Ever hear the saying, “Do as I say not as I do”? It is unfortunately easy to point to clergy, politicians, and gurus of every sort who say one thing, and do another. It is easy to tell others what to do. We all can share a plethora of platitudes and can point to all the things we should be doing. But to speak the best way to live and to actually live that way are two different things. Throughout my life I have met individuals and studied seemingly elevated public figures whose daily interactions did not live up to the words they shared. We are human so living true to our words can be hard.
Walking the talk takes courageous vulnerability. I remember a troubled friend of mine who constantly complained about the government and what it was doing wrong. He was certain he could fix the political system and would share with anyone listening his views on what should be done. Yet, his own life was a mess. When I confronted him on this, his sheepish response was that it is easier to fix the government than his own family.
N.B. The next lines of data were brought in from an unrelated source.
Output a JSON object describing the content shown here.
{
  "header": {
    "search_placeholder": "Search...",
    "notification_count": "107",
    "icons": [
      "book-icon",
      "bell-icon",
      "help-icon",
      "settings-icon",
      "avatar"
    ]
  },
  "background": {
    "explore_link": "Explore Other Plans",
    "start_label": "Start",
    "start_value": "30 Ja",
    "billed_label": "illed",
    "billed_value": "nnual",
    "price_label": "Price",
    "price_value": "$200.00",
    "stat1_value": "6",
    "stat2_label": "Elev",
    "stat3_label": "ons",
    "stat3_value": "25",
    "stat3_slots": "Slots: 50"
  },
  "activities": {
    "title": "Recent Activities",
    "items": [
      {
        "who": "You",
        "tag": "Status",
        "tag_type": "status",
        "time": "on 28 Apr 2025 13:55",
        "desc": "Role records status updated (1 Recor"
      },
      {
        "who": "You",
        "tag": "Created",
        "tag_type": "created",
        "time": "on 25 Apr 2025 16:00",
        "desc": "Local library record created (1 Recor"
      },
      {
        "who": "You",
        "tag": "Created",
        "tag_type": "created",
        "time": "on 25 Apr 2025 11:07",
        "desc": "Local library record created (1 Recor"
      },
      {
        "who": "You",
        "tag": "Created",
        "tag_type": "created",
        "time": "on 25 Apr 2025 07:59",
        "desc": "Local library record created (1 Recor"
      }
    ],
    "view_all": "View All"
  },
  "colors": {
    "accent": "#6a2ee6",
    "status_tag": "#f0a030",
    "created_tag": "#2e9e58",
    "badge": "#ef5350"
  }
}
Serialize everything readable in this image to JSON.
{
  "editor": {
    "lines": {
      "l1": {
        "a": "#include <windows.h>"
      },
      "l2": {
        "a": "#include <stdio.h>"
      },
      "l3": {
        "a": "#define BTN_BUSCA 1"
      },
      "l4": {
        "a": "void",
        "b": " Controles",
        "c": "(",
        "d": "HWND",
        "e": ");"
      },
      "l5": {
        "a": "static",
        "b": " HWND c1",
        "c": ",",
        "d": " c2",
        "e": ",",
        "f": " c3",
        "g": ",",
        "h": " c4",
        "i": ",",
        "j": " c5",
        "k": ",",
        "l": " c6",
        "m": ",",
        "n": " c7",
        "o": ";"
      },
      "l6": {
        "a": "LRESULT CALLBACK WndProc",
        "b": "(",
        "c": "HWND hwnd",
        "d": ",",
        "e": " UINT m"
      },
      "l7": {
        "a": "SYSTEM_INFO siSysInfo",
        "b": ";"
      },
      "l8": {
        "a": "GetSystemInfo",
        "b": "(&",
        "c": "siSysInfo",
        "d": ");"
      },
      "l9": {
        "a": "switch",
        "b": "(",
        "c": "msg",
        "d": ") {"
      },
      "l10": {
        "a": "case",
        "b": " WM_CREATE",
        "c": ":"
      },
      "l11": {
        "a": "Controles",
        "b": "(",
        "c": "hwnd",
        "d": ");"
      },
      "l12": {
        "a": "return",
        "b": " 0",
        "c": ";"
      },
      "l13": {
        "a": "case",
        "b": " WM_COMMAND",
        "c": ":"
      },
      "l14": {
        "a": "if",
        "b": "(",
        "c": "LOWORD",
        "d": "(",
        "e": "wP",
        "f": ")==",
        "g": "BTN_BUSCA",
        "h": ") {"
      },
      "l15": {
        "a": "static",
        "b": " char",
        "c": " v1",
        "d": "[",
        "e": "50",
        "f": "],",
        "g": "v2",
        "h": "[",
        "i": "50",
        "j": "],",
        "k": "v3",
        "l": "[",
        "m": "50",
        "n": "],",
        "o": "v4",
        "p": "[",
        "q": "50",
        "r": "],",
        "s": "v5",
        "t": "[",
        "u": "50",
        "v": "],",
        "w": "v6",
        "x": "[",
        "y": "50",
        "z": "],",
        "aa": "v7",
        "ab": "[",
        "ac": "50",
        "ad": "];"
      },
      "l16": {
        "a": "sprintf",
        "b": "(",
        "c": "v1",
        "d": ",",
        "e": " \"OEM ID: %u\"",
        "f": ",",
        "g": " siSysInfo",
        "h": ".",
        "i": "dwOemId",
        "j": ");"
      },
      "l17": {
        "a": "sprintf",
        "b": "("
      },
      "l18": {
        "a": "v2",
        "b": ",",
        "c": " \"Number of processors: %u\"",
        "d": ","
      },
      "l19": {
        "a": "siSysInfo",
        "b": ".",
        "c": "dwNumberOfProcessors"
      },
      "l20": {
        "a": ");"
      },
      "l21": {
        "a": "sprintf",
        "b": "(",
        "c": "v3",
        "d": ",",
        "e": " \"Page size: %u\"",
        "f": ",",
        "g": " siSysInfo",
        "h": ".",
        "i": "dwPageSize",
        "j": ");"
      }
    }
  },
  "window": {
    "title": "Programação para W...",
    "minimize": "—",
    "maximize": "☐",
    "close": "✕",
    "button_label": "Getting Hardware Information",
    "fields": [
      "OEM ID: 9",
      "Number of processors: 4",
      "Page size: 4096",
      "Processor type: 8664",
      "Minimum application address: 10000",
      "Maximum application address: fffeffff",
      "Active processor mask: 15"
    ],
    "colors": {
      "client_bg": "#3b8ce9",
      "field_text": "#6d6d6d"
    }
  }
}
The government was “easy” for him to fix because it was external to him. He didn’t have to address himself to fix the way government was run because he was not part of it. To fix his own life, however, meant that he needed to be vulnerable. He needed to take a deep and courageous look at his own self to fix his thinking and relationships. For many of us, this is too hard.
That is why I am blessed to coach. If I am to truly help others, I need to not only know the path but to walk it to the best of my ability. Being a role model gives me the strength to embrace my ideal life. I am far from perfect, but in taking on the role of mentor, I do my best every day to do my best every day. Sometimes I don’t have enough strength to make a change myself, but when I know others are watching or that my actions can influence the growth of someone else, I can find courage to move forward. One of my current challenges is to finally and completely give up caffeine as it is a destructive food for me. If left to my own devices, it is easy to give in to temptation. Besides, who cares? I am just hurting my own body, not anyone else. But when I think of my friends who are also trying to abstain, I know that if I give in, it could make them lose hope. I want to be a beacon for them. And in focusing on doing it for more than just myself, I find that I have more resolve to make things happen.
For those of you raising children, you also have the opportunity to be a role model for those you love. For the rest of you, look to all those you interact with, employees, coworkers, friends, acquaintances, can you embrace the role of mentor to help them see a new way to live? What are ways you believe we should be living, and are you walking the talk? Can you release your bad habits to be a beacon to others?